Research reveals the top three districts for home improvement are Kensington and Chelsea, with 6.8 home improvement (planning) applications for every 100 private homes, followed by Westminster (6.5) and Cambridge (6.5.)

The most notable rise can be seen in Cambridge, with 6.5 home improvement (planning) applications for every 100 private homes. Just two years ago, the district barely squeezed into the top 70 of home improvers. In 2017, it only narrowly misses out on ousting Westminster for the number two spot.

Conversely, the bottom three districts for home improvement are Blackpool, with 0.4 home improvement (planning) applications for every 100 private homes, followed by West Dunbartonshire (0.5) and Stoke-on-Trent (0.6.)

In the bottom 10 districts for home improvement, ironically perhaps, are areas where housing stock is in greatest need of TLC. Areas such as Blackpool, which tend to be more urban and far poorer than those featured higher in the list.

This is no surprise, given that house prices are a driver for home improvement planning applications, income another, while a rural setting tends to be more favourable than an urban one – outside of London.

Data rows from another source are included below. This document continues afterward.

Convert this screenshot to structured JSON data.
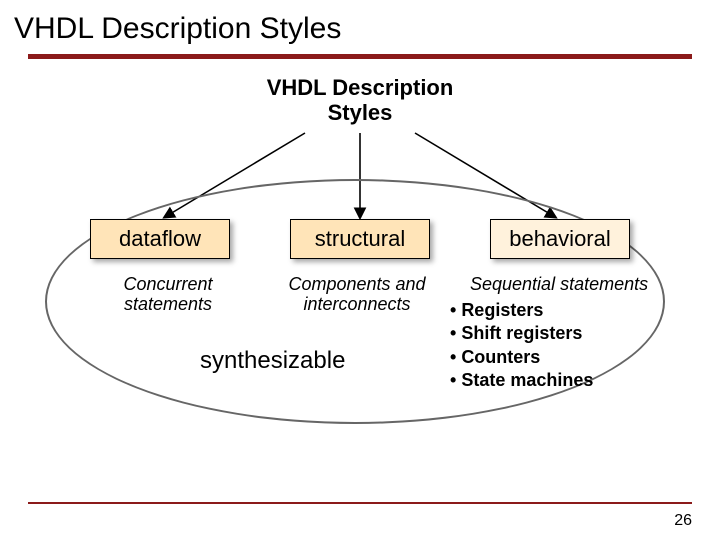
{
  "title": "VHDL Description Styles",
  "diagram": {
    "root": "VHDL Description\nStyles",
    "nodes": {
      "dataflow": {
        "label": "dataflow",
        "sub": "Concurrent statements"
      },
      "structural": {
        "label": "structural",
        "sub": "Components and interconnects"
      },
      "behavioral": {
        "label": "behavioral",
        "sub": "Sequential statements"
      }
    },
    "synthesizable_label": "synthesizable",
    "behavioral_bullets": [
      "Registers",
      "Shift registers",
      "Counters",
      "State machines"
    ]
  },
  "page_number": "26",
  "colors": {
    "accent": "#8b1a1a",
    "node_fill": "#ffe4b8",
    "node_fill_light": "#fff2dc"
  }
}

In fact, the chances of a planning application being submitted for any given private house in the bottom five districts in the list is about one tenth of those featured at the top.

Investigating the home improvement boom further, Showerstoyou conducted a survey featuring 1,212 UK homeowners and the leading results can be seen listed below:

  • 68 per cent look to online websites and trends to find home improvement inspiration.
  • 36 per cent say “to simply improve aesthetics” is the main factor for home improvement.
  • 23 per cent chose ‘building an extension’ as the home improvement they would most like to carry out.
  • 45 per cent admit they would choose the cheapest home improvement route available.
  • 59 per cent of homeowners would rather carry out home improvement tasks than source a professional.
  • 36 per cent believe the living room is the most crucial area to improve.

In terms of looking to buy a new home, respondents gave these opinions:

  • 77 per cent claim they would not be put off buying a property in need of home improvement.
  • 50 per cent believe the kitchen is the room they pay most attention to on house viewings.
  • 39 per cent chose lime green as the colour they find most unappealing in a home!

For the bathroom specifically, homeowners ranked the most important aspects of a bathroom (1 being most important – 6 being least important) as follows:

  1. Size of the room
  2. Functionality and efficiency of plumbing
  3. The colour and style of suite
  4. Privacy
  5. Good décor
  6. Tiled flooring and walls